> _WORK ORDER_:
What you return should be every record, retyped without a single change.

> _AVAILABLE RECORDS_:
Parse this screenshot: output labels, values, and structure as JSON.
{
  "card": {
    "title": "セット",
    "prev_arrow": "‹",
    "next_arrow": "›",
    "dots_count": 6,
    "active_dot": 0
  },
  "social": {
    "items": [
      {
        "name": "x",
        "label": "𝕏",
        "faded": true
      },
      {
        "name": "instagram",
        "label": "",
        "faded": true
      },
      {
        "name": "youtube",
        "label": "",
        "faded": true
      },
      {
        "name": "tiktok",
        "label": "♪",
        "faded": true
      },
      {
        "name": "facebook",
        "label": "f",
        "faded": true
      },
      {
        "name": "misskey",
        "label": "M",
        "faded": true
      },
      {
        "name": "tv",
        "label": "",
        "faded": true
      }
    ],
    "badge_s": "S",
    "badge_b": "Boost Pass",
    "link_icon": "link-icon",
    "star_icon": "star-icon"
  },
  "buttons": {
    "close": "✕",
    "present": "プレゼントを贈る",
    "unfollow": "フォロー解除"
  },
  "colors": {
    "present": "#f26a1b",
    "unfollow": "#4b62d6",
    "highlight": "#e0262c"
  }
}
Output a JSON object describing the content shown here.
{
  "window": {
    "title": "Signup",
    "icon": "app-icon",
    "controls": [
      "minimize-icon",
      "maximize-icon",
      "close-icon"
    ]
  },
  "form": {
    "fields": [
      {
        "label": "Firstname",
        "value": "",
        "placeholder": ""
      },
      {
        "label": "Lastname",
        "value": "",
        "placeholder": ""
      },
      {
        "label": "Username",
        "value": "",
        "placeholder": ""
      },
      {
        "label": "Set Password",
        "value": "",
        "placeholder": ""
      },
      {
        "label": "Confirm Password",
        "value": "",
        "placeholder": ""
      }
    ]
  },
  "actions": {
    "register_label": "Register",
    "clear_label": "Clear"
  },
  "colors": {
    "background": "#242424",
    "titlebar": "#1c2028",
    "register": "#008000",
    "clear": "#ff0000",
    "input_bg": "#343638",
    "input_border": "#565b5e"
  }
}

> _RESULT OF THE TASK_:
Parse this screenshot: output labels, values, and structure as JSON.
{
  "card": {
    "title": "セット",
    "prev_arrow": "‹",
    "next_arrow": "›",
    "dots_count": 6,
    "active_dot": 0
  },
  "social": {
    "items": [
      {
        "name": "x",
        "label": "𝕏",
        "faded": true
      },
      {
        "name": "instagram",
        "label": "",
        "faded": true
      },
      {
        "name": "youtube",
        "label": "",
        "faded": true
      },
      {
        "name": "tiktok",
        "label": "♪",
        "faded": true
      },
      {
        "name": "facebook",
        "label": "f",
        "faded": true
      },
      {
        "name": "misskey",
        "label": "M",
        "faded": true
      },
      {
        "name": "tv",
        "label": "",
        "faded": true
      }
    ],
    "badge_s": "S",
    "badge_b": "Boost Pass",
    "link_icon": "link-icon",
    "star_icon": "star-icon"
  },
  "buttons": {
    "close": "✕",
    "present": "プレゼントを贈る",
    "unfollow": "フォロー解除"
  },
  "colors": {
    "present": "#f26a1b",
    "unfollow": "#4b62d6",
    "highlight": "#e0262c"
  }
}
Output a JSON object describing the content shown here.
{
  "window": {
    "title": "Signup",
    "icon": "app-icon",
    "controls": [
      "minimize-icon",
      "maximize-icon",
      "close-icon"
    ]
  },
  "form": {
    "fields": [
      {
        "label": "Firstname",
        "value": "",
        "placeholder": ""
      },
      {
        "label": "Lastname",
        "value": "",
        "placeholder": ""
      },
      {
        "label": "Username",
        "value": "",
        "placeholder": ""
      },
      {
        "label": "Set Password",
        "value": "",
        "placeholder": ""
      },
      {
        "label": "Confirm Password",
        "value": "",
        "placeholder": ""
      }
    ]
  },
  "actions": {
    "register_label": "Register",
    "clear_label": "Clear"
  },
  "colors": {
    "background": "#242424",
    "titlebar": "#1c2028",
    "register": "#008000",
    "clear": "#ff0000",
    "input_bg": "#343638",
    "input_border": "#565b5e"
  }
}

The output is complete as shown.